SB 1383 Short-Lived Climate Pollutants (2016)
Signed into law by Governor Brown in 2016, SB 1383 mandates statewide actions to reduce greenhouse gas emissions and air pollution. The bill establishes two main targets:

  1. By 2020, reduce the organic material disposed in landfi­lls by 50% from the 2014 level, and
  2. By 2025, reduce the organic material disposed in land­fills by 75% from the 2014 level. By this point, no less than 20% of edible food currently disposed must also be recovered for human consumption.

Although there is still quite some time to meet the reduction targets, SB 1383 serves as the regulatory force behind both AB 341 and AB 1826, and it imposes heavy fines and penalties for noncompliance.

AB 1826 Mandatory Commercial Organics (2014)
Starting January 1, 2019, AB 1826 will require businesses, non-profit organizations, multifamily buildings, schools, and government entities that generate 4 cubic yards or more of solid waste to arrange for composting. The intent of the law is to significantly reduce the amount of food scraps and green material currently sent to landfill.

AB 827 Commercial Organics and Recycling Bins (2019)
This state law requires that commercial food establishments provide bins to customers for collecting organics and recycling alongside trash. Bins must be available to customers on or by July 1, 2020. This policy works together with state laws AB 341 Mandatory Commercial Recycling and AB 1826 Mandatory Commercial Organics to maximize landfill diversion and reduce greenhouse gas emissions.

Household Hazardous Waste (HHW) Policies

SB 212 Pharmaceutical and Sharps Waste Stewardship (2018)
Requires manufacturers and other covered entities to design, fund, and implement stewardship programs for the proper collection and disposal of pharmaceuticals and sharps. The regulations are still in the development phase and implementation is expected to begin in early 2022.

AB 1343 California Architectural Paint Recovery Program (2010)
This bill established an industry-led, statewide stewardship program to manage the reuse, recycling, and proper disposal of leftover architectural paint and resulted in the program we now know as PaintCare.

AB 2347 Mercury Thermostats Collection Program (2008)
This bill enacts the Mercury Thermostat Collection Act of 2008 and requires a manufacturer who sold mercury-added thermostats before January 1, 2006, to establish and maintain a collection and recycling program for out-of-service mercury-added thermostats.

AB 1125 Rechargeable Battery Recycling Act (2006)
Requires retailers of rechargeable batteries take-back spent rechargeables from their customers.

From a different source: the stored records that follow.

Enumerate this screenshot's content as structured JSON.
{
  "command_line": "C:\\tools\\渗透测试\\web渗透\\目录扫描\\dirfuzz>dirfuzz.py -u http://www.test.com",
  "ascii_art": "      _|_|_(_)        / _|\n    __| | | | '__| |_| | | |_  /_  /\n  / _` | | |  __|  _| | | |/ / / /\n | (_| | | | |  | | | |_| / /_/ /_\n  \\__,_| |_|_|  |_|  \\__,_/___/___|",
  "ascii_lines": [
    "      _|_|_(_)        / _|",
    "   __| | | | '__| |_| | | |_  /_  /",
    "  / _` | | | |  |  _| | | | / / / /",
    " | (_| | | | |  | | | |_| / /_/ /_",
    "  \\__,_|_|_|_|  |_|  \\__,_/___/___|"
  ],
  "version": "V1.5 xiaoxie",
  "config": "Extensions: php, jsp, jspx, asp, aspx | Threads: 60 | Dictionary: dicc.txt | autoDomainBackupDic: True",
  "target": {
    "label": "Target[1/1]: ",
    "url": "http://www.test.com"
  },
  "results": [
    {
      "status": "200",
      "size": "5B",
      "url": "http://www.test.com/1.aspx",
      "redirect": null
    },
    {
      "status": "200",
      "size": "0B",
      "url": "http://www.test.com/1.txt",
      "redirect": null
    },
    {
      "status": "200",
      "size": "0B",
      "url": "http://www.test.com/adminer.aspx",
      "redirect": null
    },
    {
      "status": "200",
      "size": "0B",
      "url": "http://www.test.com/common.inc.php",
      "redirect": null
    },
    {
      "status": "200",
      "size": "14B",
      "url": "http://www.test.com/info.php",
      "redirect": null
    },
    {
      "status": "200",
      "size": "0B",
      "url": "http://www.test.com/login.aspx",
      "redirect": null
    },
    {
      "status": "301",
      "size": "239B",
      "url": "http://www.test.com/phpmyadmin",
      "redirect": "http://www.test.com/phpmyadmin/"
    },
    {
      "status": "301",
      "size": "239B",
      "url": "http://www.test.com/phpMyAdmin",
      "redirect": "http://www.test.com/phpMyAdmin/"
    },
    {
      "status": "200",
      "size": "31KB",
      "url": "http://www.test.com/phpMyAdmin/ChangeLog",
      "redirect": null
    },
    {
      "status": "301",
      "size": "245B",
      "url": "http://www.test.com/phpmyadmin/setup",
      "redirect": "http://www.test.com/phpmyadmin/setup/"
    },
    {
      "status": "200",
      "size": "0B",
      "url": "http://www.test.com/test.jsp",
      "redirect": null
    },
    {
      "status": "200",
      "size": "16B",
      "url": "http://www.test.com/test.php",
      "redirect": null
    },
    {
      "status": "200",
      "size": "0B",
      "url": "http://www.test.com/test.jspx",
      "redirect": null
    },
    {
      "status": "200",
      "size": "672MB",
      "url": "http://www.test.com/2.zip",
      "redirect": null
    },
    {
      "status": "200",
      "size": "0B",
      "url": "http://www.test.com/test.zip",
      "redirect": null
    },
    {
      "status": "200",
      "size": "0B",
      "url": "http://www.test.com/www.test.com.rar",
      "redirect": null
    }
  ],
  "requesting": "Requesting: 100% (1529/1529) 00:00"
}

The California Universal Waste Law (2006)
The California Department of Toxics Substances Control (DTSC) adopted new regulations for universal waste, deeming them to be hazardous to people and the environment. Universal wastes include a wide range of items such as batteries, fluorescent lamps and other mercury containing products, and some electronic devices that contain mercury, lead, cadmium, copper and other hazardous substances. Universal waste may not be discarded in solid waste landfills.

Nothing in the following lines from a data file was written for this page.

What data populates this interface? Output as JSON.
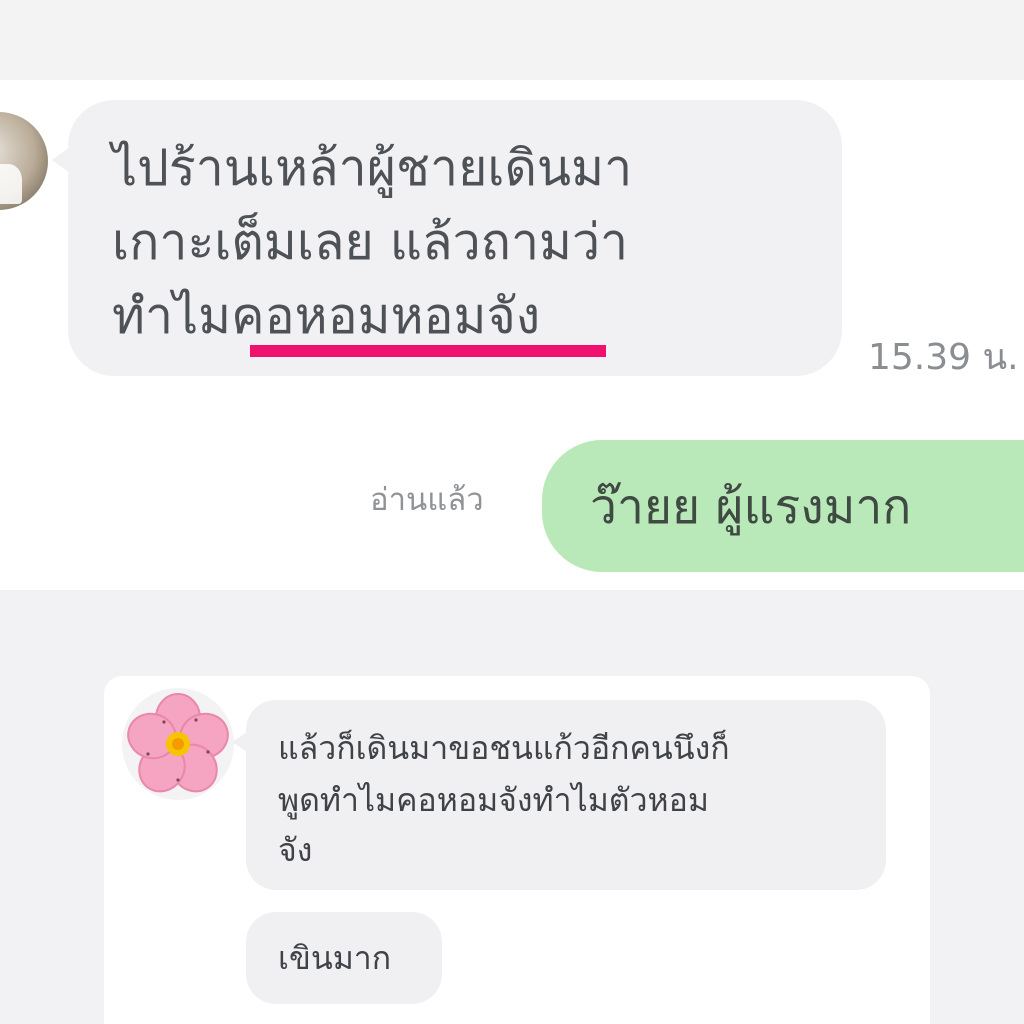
{
  "top_chat": {
    "incoming_message_lines": [
      "ไปร้านเหล้าผู้ชายเดินมา",
      "เกาะเต็มเลย แล้วถามว่า",
      "ทำไมคอหอมหอมจัง"
    ],
    "incoming_time": "15.39 น.",
    "read_status": "อ่านแล้ว",
    "outgoing_message": "ว๊ายย ผู้แรงมาก",
    "underline_color": "#f0116f",
    "outgoing_bubble_color": "#b9e8b9",
    "incoming_bubble_color": "#f1f1f3"
  },
  "bottom_chat": {
    "message_1_lines": [
      "แล้วก็เดินมาขอชนแก้วอีกคนนึงก็",
      "พูดทำไมคอหอมจังทำไมตัวหอม",
      "จัง"
    ],
    "message_2": "เขินมาก",
    "avatar_icon": "pink-flower-icon",
    "bubble_color": "#f0f0f2"
  }
}
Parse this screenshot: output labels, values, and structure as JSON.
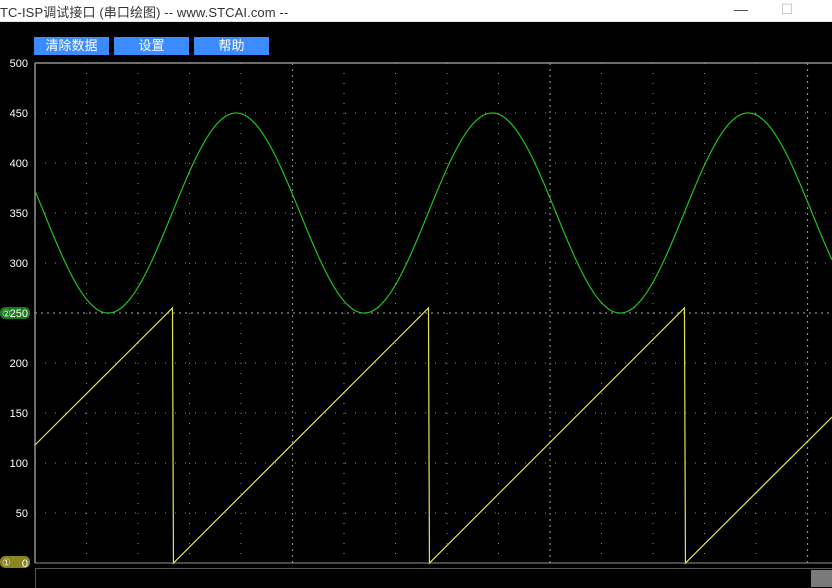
{
  "window": {
    "title": "TC-ISP调试接口 (串口绘图) -- www.STCAI.com --",
    "minimize_glyph": "—",
    "maximize_glyph": "☐"
  },
  "toolbar": {
    "clear_label": "清除数据",
    "settings_label": "设置",
    "help_label": "帮助"
  },
  "channel_markers": {
    "ch2_value": "250",
    "ch1_value": "0",
    "ch2_glyph": "②",
    "ch1_glyph": "①"
  },
  "chart_data": {
    "type": "line",
    "ylim": [
      0,
      500
    ],
    "y_ticks": [
      0,
      50,
      100,
      150,
      200,
      250,
      300,
      350,
      400,
      450,
      500
    ],
    "x_samples": 316,
    "grid": true,
    "series": [
      {
        "kind": "sine",
        "color": "#22c21f",
        "center": 350,
        "amplitude": 100,
        "period_samples": 101.5,
        "first_min_sample": 29,
        "note_values": "min 250, max 450"
      },
      {
        "kind": "sawtooth",
        "color": "#e8e44a",
        "min": 0,
        "max": 255,
        "period_samples": 101.5,
        "first_reset_sample": 54.5,
        "start_value": 118
      }
    ],
    "colors": {
      "axis": "#909090",
      "grid": "#8a8a8a",
      "label": "#ffffff"
    }
  }
}
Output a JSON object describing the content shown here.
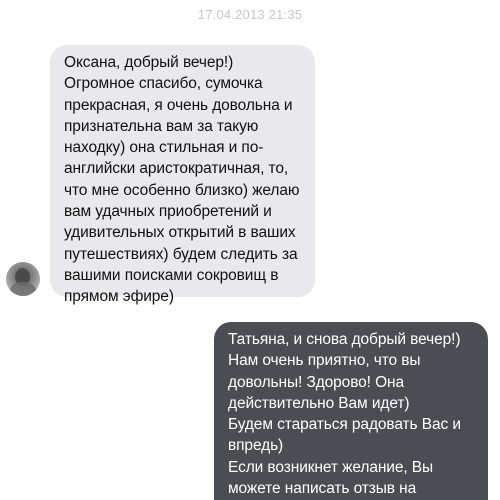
{
  "conversation": {
    "timestamp": "17.04.2013 21:35",
    "messages": [
      {
        "direction": "incoming",
        "text": "Оксана, добрый вечер!)\nОгромное спасибо, сумочка\nпрекрасная, я очень довольна и\nпризнательна вам за такую\nнаходку) она стильная и по-\nанглийски аристократичная, то,\nчто мне особенно близко) желаю\nвам удачных приобретений и\nудивительных открытий в ваших\nпутешествиях) будем следить за\nвашими поисками сокровищ в\nпрямом эфире)"
      },
      {
        "direction": "outgoing",
        "text": "Татьяна, и снова добрый вечер!)\nНам очень приятно, что вы\nдовольны! Здорово! Она\nдействительно Вам идет)\nБудем стараться радовать Вас и\nвпредь)\nЕсли возникнет желание, Вы\nможете написать отзыв на\nнашей странице как публикацию)"
      }
    ]
  },
  "colors": {
    "incoming_bubble": "#e9e9eb",
    "outgoing_bubble": "#4a4e52",
    "timestamp_text": "#c7c7cc"
  }
}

AB 2901 Cell Phone Recycling (2004)
Requires retailers selling cell phone take-back used cell phones for recycling.

SB 20 Electronics Recycling (2003)
Established a funding system for the collection and recycling of certain electronic wastes. Fees are collected from consumers at point of purchase to fund collection and recycling programs.

Greenhouse Gas Emissions Reduction and Planning Policies

AB 32 California Global Warming Solutions Act (2006)
Sets goals for the reduction of greenhouse gas emissions that contribute to climate change. The bill requires that greenhouse gas emissions be reduced to 1990 levels by 2020, which represents a 25% reduction from current levels, and has an ultimate goal of reducing emissions by 80% by 2050. Visit the State’s climate change web site for more information.

AB 939 California Integrated Waste Management Act (1989)
Mandated local jurisdictions meet solid waste diversion goals of 25 percent by 1995 and 50 percent by 2000. The California Department of Resources Recycling and Recovery (CalRecycle) determines how diversion rate is calculated and reported. To help in the increase of diversion rates, each jurisdiction was required to create an Integrated Waste Management Plan; see the Sonoma County Countywide Integrated Waste Management Plan [PDF: 9.89 MB]